-- Excerpted data follows --
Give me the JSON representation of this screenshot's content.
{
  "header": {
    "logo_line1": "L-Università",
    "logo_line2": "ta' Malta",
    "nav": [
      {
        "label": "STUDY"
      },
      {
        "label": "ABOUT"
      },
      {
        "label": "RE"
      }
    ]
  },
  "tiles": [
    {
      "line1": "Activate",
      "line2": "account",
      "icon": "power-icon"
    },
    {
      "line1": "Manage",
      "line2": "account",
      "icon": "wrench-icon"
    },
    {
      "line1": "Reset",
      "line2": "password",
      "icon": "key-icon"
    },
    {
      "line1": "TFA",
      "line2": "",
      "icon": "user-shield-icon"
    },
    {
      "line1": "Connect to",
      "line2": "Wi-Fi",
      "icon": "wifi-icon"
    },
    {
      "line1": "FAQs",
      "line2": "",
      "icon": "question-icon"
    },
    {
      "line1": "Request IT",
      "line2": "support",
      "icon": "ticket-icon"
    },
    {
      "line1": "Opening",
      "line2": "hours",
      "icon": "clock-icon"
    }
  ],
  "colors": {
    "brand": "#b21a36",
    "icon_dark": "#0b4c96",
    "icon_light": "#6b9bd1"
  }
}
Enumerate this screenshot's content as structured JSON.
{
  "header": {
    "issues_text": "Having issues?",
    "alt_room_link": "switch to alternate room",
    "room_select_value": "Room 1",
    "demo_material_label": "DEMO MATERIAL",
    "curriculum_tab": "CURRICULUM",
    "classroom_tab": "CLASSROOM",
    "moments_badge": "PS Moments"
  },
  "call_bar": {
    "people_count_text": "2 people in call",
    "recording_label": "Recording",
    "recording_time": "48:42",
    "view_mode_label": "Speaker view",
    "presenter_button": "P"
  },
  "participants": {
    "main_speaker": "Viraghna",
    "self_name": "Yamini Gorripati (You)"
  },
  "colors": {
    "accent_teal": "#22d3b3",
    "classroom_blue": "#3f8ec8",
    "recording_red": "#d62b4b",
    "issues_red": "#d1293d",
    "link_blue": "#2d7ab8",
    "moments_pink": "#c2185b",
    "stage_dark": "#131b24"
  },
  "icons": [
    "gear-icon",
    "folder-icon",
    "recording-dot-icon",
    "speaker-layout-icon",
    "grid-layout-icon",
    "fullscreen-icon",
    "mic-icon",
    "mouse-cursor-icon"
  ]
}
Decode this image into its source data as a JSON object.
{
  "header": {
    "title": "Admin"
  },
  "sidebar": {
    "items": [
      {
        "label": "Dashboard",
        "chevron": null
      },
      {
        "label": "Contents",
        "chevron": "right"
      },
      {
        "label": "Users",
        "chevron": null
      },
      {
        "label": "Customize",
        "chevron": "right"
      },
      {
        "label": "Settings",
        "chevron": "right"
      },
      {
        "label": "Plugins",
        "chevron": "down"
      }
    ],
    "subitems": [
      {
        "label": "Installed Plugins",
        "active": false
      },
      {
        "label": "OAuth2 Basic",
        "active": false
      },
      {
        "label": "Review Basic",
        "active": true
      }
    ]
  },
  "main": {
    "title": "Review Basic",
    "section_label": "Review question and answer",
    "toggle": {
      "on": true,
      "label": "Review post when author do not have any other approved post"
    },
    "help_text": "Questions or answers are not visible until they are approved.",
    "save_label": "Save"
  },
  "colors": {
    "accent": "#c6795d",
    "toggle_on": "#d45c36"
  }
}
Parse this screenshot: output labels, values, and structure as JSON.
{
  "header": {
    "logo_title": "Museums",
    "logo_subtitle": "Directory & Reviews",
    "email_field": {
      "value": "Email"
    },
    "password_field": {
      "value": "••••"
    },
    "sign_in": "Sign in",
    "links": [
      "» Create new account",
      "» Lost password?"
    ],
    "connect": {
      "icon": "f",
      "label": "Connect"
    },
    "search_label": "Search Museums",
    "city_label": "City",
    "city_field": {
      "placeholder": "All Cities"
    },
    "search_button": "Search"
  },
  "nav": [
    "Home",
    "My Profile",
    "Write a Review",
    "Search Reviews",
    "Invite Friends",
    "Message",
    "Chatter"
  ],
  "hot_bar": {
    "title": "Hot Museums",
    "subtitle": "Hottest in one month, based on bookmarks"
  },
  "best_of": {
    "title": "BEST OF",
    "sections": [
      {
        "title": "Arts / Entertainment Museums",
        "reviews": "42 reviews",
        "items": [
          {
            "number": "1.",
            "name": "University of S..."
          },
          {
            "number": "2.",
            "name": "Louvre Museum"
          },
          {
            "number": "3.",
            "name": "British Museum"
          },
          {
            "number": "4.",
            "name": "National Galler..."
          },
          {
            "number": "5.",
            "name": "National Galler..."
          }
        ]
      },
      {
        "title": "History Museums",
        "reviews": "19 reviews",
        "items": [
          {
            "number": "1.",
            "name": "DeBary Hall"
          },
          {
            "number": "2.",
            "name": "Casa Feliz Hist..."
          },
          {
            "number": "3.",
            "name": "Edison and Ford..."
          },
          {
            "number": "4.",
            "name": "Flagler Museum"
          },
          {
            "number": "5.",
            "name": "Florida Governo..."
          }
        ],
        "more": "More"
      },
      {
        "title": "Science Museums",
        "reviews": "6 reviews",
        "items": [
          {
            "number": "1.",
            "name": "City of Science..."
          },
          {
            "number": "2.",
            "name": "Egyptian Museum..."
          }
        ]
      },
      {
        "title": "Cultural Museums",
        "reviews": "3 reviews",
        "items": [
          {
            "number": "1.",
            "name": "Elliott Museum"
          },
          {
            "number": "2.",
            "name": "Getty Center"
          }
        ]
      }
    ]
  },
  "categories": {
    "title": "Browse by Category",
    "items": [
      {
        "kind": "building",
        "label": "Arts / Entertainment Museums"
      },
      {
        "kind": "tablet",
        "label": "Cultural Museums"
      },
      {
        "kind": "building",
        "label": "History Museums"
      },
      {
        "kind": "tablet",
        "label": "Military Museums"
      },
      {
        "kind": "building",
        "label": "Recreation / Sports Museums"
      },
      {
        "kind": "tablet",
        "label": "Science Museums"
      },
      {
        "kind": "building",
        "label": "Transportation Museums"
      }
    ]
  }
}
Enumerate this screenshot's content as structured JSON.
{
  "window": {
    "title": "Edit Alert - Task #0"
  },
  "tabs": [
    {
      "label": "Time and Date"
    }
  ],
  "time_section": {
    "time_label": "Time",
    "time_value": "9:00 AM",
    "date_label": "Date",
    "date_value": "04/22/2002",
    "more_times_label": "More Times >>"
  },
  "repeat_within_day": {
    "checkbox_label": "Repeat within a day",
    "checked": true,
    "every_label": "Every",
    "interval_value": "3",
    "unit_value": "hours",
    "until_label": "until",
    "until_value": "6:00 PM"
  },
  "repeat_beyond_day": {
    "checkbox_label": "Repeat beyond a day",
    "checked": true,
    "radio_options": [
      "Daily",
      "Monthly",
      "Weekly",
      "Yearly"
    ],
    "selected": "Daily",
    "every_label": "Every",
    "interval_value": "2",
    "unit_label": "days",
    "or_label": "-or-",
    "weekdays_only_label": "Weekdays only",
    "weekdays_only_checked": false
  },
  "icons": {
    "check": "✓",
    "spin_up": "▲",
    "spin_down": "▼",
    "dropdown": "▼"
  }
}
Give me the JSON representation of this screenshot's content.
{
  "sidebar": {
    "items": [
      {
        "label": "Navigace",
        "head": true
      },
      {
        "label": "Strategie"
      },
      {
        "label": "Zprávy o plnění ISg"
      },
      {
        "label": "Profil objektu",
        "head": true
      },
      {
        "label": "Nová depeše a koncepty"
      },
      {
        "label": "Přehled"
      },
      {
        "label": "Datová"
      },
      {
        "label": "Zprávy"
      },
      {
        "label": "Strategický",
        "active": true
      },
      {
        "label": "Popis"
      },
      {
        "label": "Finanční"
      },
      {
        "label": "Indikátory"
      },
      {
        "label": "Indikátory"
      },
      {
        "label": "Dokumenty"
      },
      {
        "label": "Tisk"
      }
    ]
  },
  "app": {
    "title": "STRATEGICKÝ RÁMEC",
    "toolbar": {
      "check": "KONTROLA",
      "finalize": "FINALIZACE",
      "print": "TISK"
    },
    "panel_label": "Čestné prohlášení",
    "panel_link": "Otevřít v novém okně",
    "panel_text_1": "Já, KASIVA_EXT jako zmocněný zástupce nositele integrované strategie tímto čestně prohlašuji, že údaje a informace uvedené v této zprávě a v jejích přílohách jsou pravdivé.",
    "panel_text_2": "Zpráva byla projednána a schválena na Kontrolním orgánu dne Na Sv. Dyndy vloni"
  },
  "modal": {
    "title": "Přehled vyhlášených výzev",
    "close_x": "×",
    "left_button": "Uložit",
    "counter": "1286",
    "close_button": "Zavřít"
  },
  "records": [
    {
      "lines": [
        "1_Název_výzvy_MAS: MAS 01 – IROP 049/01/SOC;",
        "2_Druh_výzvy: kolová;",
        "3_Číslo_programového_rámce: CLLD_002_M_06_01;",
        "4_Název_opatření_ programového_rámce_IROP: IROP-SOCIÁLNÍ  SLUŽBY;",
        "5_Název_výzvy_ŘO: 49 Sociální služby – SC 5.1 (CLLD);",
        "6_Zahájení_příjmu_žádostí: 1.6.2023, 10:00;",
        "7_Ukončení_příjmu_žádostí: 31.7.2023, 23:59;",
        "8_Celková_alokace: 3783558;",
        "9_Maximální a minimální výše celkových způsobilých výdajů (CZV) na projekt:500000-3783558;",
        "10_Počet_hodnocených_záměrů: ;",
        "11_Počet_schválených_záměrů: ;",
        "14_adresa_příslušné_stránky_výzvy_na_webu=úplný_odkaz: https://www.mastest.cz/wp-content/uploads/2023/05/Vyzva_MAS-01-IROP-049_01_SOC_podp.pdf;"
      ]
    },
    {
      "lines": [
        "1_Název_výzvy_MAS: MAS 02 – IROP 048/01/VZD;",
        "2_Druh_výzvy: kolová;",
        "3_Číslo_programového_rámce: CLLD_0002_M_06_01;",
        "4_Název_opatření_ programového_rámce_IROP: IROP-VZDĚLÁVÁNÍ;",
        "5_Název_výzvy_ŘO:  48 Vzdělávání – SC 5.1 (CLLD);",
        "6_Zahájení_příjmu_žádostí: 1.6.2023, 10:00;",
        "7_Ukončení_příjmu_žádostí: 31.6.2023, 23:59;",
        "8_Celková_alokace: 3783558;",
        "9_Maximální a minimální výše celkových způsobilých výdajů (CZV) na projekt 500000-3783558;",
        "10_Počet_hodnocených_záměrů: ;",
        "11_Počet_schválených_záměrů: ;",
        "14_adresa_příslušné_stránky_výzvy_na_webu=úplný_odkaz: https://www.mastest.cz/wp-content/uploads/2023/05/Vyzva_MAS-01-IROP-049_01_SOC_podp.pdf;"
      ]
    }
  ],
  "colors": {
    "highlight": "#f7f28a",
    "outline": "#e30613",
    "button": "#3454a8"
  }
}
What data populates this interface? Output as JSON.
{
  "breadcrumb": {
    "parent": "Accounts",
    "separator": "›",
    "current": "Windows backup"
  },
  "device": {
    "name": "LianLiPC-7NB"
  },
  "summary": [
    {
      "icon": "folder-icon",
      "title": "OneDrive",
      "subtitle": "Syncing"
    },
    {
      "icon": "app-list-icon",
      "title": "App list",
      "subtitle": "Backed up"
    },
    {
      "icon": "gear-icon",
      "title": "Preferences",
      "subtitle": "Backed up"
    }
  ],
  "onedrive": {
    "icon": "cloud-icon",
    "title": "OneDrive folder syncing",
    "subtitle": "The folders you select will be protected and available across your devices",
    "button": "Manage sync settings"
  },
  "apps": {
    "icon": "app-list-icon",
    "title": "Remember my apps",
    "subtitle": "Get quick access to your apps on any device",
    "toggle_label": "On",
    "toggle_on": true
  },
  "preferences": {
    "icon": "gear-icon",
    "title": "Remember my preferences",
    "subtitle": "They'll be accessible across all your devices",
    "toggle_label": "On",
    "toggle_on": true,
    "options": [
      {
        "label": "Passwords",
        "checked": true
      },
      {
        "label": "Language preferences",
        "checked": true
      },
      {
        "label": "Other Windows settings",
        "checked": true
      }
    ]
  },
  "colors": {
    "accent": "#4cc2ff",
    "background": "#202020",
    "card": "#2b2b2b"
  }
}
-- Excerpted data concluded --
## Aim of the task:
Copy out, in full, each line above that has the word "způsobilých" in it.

## Output of the task:
        "9_Maximální a minimální výše celkových způsobilých výdajů (CZV) na projekt:500000-3783558;",
        "9_Maximální a minimální výše celkových způsobilých výdajů (CZV) na projekt 500000-3783558;",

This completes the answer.